Nevada Governor Asks All Non-Essential Business To Close

"It's Just Common Sense"- Governor

RADIO.COM Staff
March 19, 2020 - 5:30 am
Nevada Closed

LAS VEGAS, NV (KXNT) - In an unprecedented, although not entirely surprising move, Nevada Gov. Steve Sisolak on Tuesday ordered an immediate sweeping closure of all non-essential businesses statewide, including hotels and casinos.

The order, announced during a news conference at Las Vegas’ Grant Sawyer Building, is the boldest step Sisolak has taken to slow the spread of COVID-19, coming on the heels of his March 15 mandate to close schools statewide.

As a result, hotels, casinos, bars, eateries, beauty shops,  movie theaters, shopping centers, and malls must close their doors for 30 days.
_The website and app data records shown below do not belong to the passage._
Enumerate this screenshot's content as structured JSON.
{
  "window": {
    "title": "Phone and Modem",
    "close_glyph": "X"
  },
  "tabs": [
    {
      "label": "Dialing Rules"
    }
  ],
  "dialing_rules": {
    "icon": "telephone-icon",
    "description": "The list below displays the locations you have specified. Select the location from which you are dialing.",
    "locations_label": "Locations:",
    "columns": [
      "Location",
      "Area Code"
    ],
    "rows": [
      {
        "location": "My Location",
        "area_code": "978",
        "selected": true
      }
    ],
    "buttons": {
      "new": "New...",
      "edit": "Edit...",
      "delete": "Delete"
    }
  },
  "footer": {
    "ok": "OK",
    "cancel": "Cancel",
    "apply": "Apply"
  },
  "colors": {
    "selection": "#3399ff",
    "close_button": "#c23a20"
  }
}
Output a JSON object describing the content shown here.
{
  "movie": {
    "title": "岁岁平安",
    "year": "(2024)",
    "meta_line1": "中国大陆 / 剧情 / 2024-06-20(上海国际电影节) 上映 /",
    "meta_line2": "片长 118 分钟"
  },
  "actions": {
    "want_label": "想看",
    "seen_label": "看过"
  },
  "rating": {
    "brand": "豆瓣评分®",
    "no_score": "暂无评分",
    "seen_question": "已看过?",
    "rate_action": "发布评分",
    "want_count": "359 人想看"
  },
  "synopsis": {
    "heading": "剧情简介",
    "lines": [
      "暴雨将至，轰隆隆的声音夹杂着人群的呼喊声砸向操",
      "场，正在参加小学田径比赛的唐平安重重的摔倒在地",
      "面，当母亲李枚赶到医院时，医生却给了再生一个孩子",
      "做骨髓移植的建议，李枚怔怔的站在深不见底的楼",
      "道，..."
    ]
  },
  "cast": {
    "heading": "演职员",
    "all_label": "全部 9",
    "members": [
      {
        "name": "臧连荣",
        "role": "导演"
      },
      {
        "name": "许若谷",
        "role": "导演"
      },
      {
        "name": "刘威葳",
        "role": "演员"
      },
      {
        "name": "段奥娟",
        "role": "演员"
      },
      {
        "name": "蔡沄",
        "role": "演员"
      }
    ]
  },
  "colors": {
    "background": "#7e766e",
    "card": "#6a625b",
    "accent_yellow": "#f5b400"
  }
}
Pharmacies and grocery stores, which have been overwhelmed by panic-stricken consumers, will be allowed to remain open; and restaurants that are closing their dining rooms must transition to curbside delivery options. 

“If your business brings people together, it should not be open,” Sisolak said, explaining that gaming devices, including slot machines at bars and grocery stores, were to be turned off by midnight. Businesses were expected to close by noon Wednesday.

Essential business that will remain in operation include fire and police departments, banks, hospitals, pharmacies, urgent care facilities, and doctor’s offices. 

“In order for those who need critical care to be able to receive it, the rest of us have to do our part,” the governor said, imploring Nevadans not to risk their health or the health of others by engaging in social activities such as sleepovers, play dates, and outings with friends.

The order, Sisolak explained, was intended to end public gatherings, and at many times during the news conference, he appeared frustrated that appeals for “social distancing” were being ignored.

“You are being told not to go out. You are being told not to go out,” Sisolak repeated. “You owe it to first responders to listen to that directive.”

Several of the state’s largest gaming companies had already closed for business or were in the process of closing prior to Sisolak’s news conference. MGM Resorts International and Wynn Resorts announced on Sunday that the companies would shutter their Nevada properties. On Tuesday, Las Vegas Sands Corporation followed suit with the announced closures of the Venetian and Palazzo resorts and Las Vegas Sands Convention Center.

Though some gaming companies, including Caesars Entertainment Corporation and Boyd Gaming, sought to weather the storm and remain open, Sisolak’s order supersedes those decisions.

“My ultimate goal here is to come together as Nevadans, to save lives,” he said.

Clark County on Tuesday informed residents that nearly all county government buildings would be closed until further notice. McCarran International Airport, University Medical Center, and the County Marriage License Bureau would remain open, although the latter would be operating with reduced hours. The Clark County School District, the nation’s fifth-largest school district, as well as all Nevada schools, are closed until at least April 6.

Las Vegas Mayor Carolyn Goodman, who last week condemned media coverage of the pandemic, declared a state of emergency in the city, and the state has launched a new Nevada Health Response website to keep the public up to date on developments surrounding the COVID-19 pandemic.  

To promote the website, Sisolak touted a sign at his news conference – a play on the state slogan “Home Means Nevada” – which read “Stay Home For Nevada.”

Nevada now has 69 confirmed cases of COVID-19. One person has died as a result of the virus.